The thing is, it’s a line not wholly intended for the Democratic wing of the Democratic Party. The Michael Rubinsteins and Gina Angiolas of the world are already onboard with Sanders’ political revolution. It’s a line instead aimed at the masses of people out there — Democrats, independents, you name it — who feel the deep rejection of make-believe politics and dysfunctional government. People who feel the fear and anger that both Sanders and Trump are tapping into, who want an antipolitician, a candidate above it all.
Donald Trump addresses supporters during a campaign rally at the Greater Columbus Convention Center on Nov. 23 in Ohio. (Photo: Ty Wright/Getty Images)
“The Trump phenomenon and Bernie people are really sick of the political machinery in both parties,” Angiola told me when we spoke by phone a few days after the debate. “I think that the fact that Trump, Carson and Sanders are doing so well is a reflection of how disgusted people are with the political system. And they want people to talk straight. Stop mincing words.”
The clearest distillation of Sanders’ appeal came near the end of the first Democratic debate. “I believe that the power of corporate America, the power of Wall Street, the power of the drug companies, the power of the corporate media is so great,” he said, “that the only way we really transform America and do the things that the middle class and working class desperately need is through a political revolution, when millions of people begin to come together and stand up and say: Our government is going to work for all of us, not just a handful of billionaires.” In other words, Sanders wants power in order to challenge power, to stand up to JPMorgan and Comcast and GlaxoSmithKline. His pitch is that he needs working people, the Berniacs and Sanderistas, to have any hope of making that a reality.
Of course, it’s easy to dismiss such talk — “Bernie, I don’t think the revolution’s going to come,” quipped former senator and then Democratic candidate Jim Webb — but it’s impossible to argue that Sanders isn’t tapping into something larger. It’s a sentiment and an argument that may not decide who wins the Democratic nomination but could very well offer a glimpse at the future direction of the Democratic Party.
Andy Kroll is a Washington, D.C.-based journalist.

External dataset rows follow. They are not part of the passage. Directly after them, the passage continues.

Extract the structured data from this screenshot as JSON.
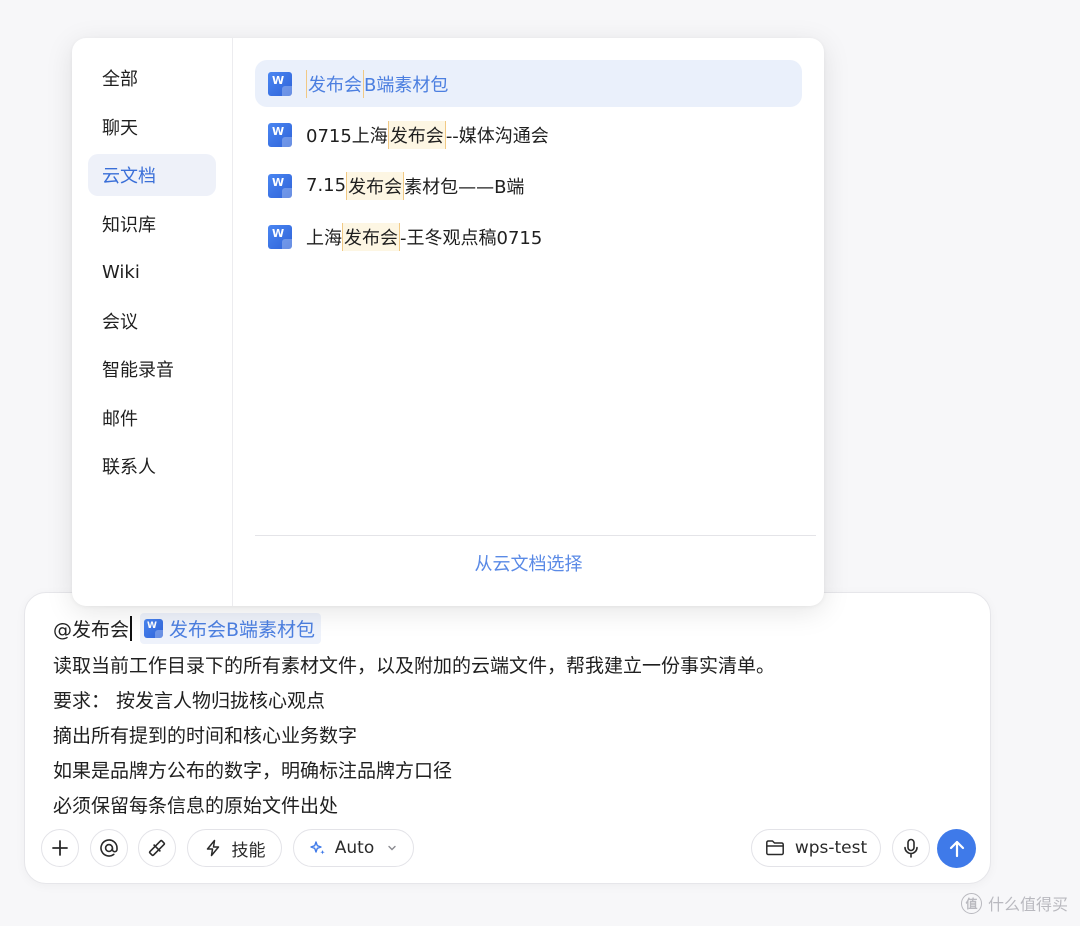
{
  "popup": {
    "categories": [
      {
        "label": "全部",
        "active": false
      },
      {
        "label": "聊天",
        "active": false
      },
      {
        "label": "云文档",
        "active": true
      },
      {
        "label": "知识库",
        "active": false
      },
      {
        "label": "Wiki",
        "active": false
      },
      {
        "label": "会议",
        "active": false
      },
      {
        "label": "智能录音",
        "active": false
      },
      {
        "label": "邮件",
        "active": false
      },
      {
        "label": "联系人",
        "active": false
      }
    ],
    "results": [
      {
        "pre": "",
        "hl": "发布会",
        "post": "B端素材包",
        "icon": "word-doc-icon",
        "active": true
      },
      {
        "pre": "0715上海",
        "hl": "发布会",
        "post": "--媒体沟通会",
        "icon": "word-doc-icon",
        "active": false
      },
      {
        "pre": "7.15",
        "hl": "发布会",
        "post": "素材包——B端",
        "icon": "word-doc-icon",
        "active": false
      },
      {
        "pre": "上海",
        "hl": "发布会",
        "post": "-王冬观点稿0715",
        "icon": "word-doc-icon",
        "active": false
      }
    ],
    "footer_action": "从云文档选择"
  },
  "composer": {
    "mention_text": "@发布会",
    "attached_chip": "发布会B端素材包",
    "lines": [
      "读取当前工作目录下的所有素材文件，以及附加的云端文件，帮我建立一份事实清单。",
      "要求： 按发言人物归拢核心观点",
      "摘出所有提到的时间和核心业务数字",
      "如果是品牌方公布的数字，明确标注品牌方口径",
      "必须保留每条信息的原始文件出处"
    ],
    "toolbar": {
      "skills_label": "技能",
      "model_label": "Auto",
      "folder_label": "wps-test"
    }
  },
  "watermark": {
    "badge": "值",
    "text": "什么值得买"
  },
  "colors": {
    "accent": "#3f7ae9",
    "active_item_bg": "#eef1f9",
    "highlight_bg": "#fdf6e3"
  }
}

He’s reported on politics and national affairs for National Journal, Mother Jones, and Men’s Journal, among others. He tweets at @AndyKroll and hails from the great state of Michigan.